Design

Upper Body Plyometrics


Rapid upper body movements are
required in a variety of sport such as
golf, baseball, football and tennis
Not used as often, but are very effective
nevertheless
Examples includemed ball throws,
catches, and push up variations

Plyometric Program
Design

Intensity
Refers to the amount of stress placed on the
muscles, connective tissues and joints and is
controlled by the type of drill performed and
distance covered
Intensity ranges from low-level to high-level
Intensity should be kept low for beginners
Efforts should be geared towards technique
rather than volume to help prevent injury

Plyometric Program
Design

Intensity
Better to underestimate than
overestimate
Youth and adolescents should begin
with one or two sets of 6-8 repetitions
to ensure quality reps each set

Plyometric Program
Design

Frequency
Number of plyometric training sessions per
week
Depends upon clients goals
Optimal frequency is limited in terms of
research
Two times per week for moderate intensity
plyometrics is best
For youth: Two non-consecutive days per
week is recommended

Plyometric Program
Design

Recovery

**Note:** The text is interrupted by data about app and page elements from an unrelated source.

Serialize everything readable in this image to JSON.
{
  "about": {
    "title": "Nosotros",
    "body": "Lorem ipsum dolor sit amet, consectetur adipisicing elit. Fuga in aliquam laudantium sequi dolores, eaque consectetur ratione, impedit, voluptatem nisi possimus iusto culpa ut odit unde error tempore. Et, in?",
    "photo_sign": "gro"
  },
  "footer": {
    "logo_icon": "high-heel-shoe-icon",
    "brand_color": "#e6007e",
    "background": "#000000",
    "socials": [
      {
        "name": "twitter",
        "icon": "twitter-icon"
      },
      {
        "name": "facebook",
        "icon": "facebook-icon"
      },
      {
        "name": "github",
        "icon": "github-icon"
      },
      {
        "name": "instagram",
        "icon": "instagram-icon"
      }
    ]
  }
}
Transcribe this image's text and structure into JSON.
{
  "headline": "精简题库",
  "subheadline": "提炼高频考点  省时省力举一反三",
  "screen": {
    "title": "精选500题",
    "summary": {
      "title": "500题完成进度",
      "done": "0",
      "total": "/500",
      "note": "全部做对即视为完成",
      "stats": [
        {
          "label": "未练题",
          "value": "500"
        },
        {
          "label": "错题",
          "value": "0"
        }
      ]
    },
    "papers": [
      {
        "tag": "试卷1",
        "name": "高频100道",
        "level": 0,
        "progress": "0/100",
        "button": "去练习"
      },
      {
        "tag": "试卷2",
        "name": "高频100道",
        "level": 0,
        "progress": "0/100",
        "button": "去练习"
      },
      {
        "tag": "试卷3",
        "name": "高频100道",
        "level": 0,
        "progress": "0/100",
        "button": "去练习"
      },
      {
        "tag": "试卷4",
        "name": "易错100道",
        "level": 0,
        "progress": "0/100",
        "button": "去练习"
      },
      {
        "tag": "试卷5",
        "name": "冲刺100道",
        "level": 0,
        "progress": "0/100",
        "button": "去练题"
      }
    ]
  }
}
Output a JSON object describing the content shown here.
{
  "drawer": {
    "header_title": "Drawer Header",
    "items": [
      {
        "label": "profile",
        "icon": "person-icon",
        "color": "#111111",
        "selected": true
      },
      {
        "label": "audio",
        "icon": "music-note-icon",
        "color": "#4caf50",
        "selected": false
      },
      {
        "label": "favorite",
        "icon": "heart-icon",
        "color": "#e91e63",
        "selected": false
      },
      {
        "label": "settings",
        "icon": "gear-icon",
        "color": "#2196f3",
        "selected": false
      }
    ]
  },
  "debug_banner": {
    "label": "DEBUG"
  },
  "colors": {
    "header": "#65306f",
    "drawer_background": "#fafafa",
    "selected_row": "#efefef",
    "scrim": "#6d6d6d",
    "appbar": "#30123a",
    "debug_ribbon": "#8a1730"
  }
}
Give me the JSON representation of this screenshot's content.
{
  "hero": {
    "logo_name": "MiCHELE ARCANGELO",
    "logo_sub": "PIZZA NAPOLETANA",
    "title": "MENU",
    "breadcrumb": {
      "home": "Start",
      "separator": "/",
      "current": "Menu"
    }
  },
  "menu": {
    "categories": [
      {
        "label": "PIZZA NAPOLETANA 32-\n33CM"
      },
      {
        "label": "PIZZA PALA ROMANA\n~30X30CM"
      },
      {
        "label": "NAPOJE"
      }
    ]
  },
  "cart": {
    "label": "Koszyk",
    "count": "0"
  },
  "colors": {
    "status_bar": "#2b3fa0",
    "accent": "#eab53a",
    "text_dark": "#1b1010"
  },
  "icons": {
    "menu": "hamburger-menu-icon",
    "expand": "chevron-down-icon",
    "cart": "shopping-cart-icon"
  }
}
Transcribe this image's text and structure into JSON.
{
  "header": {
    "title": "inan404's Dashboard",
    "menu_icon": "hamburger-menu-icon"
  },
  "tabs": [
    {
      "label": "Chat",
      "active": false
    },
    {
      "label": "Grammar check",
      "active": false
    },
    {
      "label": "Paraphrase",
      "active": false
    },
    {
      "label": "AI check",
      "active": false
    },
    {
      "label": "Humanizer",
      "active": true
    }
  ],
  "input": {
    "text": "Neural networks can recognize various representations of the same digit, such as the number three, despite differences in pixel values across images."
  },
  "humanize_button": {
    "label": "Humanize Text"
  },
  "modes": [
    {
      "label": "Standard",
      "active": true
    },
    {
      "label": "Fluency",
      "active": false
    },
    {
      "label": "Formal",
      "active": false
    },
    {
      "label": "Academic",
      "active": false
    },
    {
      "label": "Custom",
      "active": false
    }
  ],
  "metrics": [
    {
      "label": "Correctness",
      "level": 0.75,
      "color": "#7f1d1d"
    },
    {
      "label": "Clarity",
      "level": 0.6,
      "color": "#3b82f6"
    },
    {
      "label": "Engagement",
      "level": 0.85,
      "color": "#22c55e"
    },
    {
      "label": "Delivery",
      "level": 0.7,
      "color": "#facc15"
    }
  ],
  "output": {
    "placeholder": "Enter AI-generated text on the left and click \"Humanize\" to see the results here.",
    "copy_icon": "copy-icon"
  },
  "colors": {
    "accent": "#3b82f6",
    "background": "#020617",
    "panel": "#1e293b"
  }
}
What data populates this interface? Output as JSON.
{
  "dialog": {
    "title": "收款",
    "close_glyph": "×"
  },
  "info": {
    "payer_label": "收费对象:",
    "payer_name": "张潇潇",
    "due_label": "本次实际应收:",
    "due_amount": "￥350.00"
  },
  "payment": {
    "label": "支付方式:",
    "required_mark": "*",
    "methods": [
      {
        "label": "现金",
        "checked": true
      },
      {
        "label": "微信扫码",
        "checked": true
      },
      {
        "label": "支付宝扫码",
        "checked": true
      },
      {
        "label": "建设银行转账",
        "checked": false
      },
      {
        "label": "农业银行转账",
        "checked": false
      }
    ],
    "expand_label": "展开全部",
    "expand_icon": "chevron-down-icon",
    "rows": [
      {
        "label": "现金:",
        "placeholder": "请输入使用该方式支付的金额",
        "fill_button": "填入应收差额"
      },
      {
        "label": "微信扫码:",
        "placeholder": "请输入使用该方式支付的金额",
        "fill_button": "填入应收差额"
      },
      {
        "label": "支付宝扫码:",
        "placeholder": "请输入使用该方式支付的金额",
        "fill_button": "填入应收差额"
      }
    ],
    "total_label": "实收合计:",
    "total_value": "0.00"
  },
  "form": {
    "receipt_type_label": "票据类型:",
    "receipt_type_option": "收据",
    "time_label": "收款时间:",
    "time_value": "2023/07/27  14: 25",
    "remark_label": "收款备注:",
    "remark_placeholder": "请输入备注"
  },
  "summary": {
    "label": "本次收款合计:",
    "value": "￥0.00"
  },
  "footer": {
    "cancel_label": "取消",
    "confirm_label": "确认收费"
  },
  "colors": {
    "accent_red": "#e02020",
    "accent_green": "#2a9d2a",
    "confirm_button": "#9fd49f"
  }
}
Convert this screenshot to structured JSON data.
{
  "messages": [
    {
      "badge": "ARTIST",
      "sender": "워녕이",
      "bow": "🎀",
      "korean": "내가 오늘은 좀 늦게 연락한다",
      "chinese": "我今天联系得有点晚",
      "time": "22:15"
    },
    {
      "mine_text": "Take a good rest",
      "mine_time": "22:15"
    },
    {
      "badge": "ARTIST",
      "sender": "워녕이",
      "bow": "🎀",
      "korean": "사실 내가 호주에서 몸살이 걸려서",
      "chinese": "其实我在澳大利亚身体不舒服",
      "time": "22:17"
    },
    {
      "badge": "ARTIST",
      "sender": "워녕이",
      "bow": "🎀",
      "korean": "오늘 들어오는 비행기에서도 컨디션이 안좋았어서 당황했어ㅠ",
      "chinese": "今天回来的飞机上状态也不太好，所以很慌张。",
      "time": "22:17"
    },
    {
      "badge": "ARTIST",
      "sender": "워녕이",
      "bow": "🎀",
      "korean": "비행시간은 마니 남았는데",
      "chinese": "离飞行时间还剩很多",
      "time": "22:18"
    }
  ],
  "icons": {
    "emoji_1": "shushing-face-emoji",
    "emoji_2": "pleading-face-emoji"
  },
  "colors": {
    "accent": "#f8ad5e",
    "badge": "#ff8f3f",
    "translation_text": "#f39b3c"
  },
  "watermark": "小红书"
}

Amount of time or rest between plyometric


exercises
Depends upon work to rest ratio (range of 1:5 to
1:10) and is specific to volume and type of drill
being performed
Higher intensity of a drill, the more rest a client
requires
Rest times of 60-120 seconds between drills should
allow for full or near full recovery
48 to 72 hours between plyometric sessions is
recommended

Plyometric Program
Design

Volume
Typically expressed as number of
repetitions and sets performed during a
training session
Lower body plyos expressed as number of
foot contacts (e.g. bounding contacts)
Upper body usually expressed as number
of throws or catches
Refer to Table 17.6 (pg. 425) for volume
guidelines by age and experience level

Plyometric Program
Design

Progression

Plyometrics is a form of resistance


training so it must adhere to principles
of progression such as overload and
F.I.T.T
As intensity increases, volume decreases
Landing first

Horizontal or vertical components


Double leg before single leg

Plyometric Program
Design

Warm Up
Plyometric exercise should begin with
general and specific warm ups
General may consist of light jogging or
stationary bike, etc.
Specific would be dynamic movements
similar to those in plyometric training
See Table 17.7 (pg. 426) for examples of
plyometric warm up drills

Safety Considerations

Maturity
Caution with children under 14 yrs old
and older than 60 yrs old
Clients must also respond positive
psychologically to specific instructions

Safety Considerations

Clients must be closely monitored to


ensure proper technique
Plyometric exercise once again is
not inherently dangerous, but
supervision helps reduce injury
prevention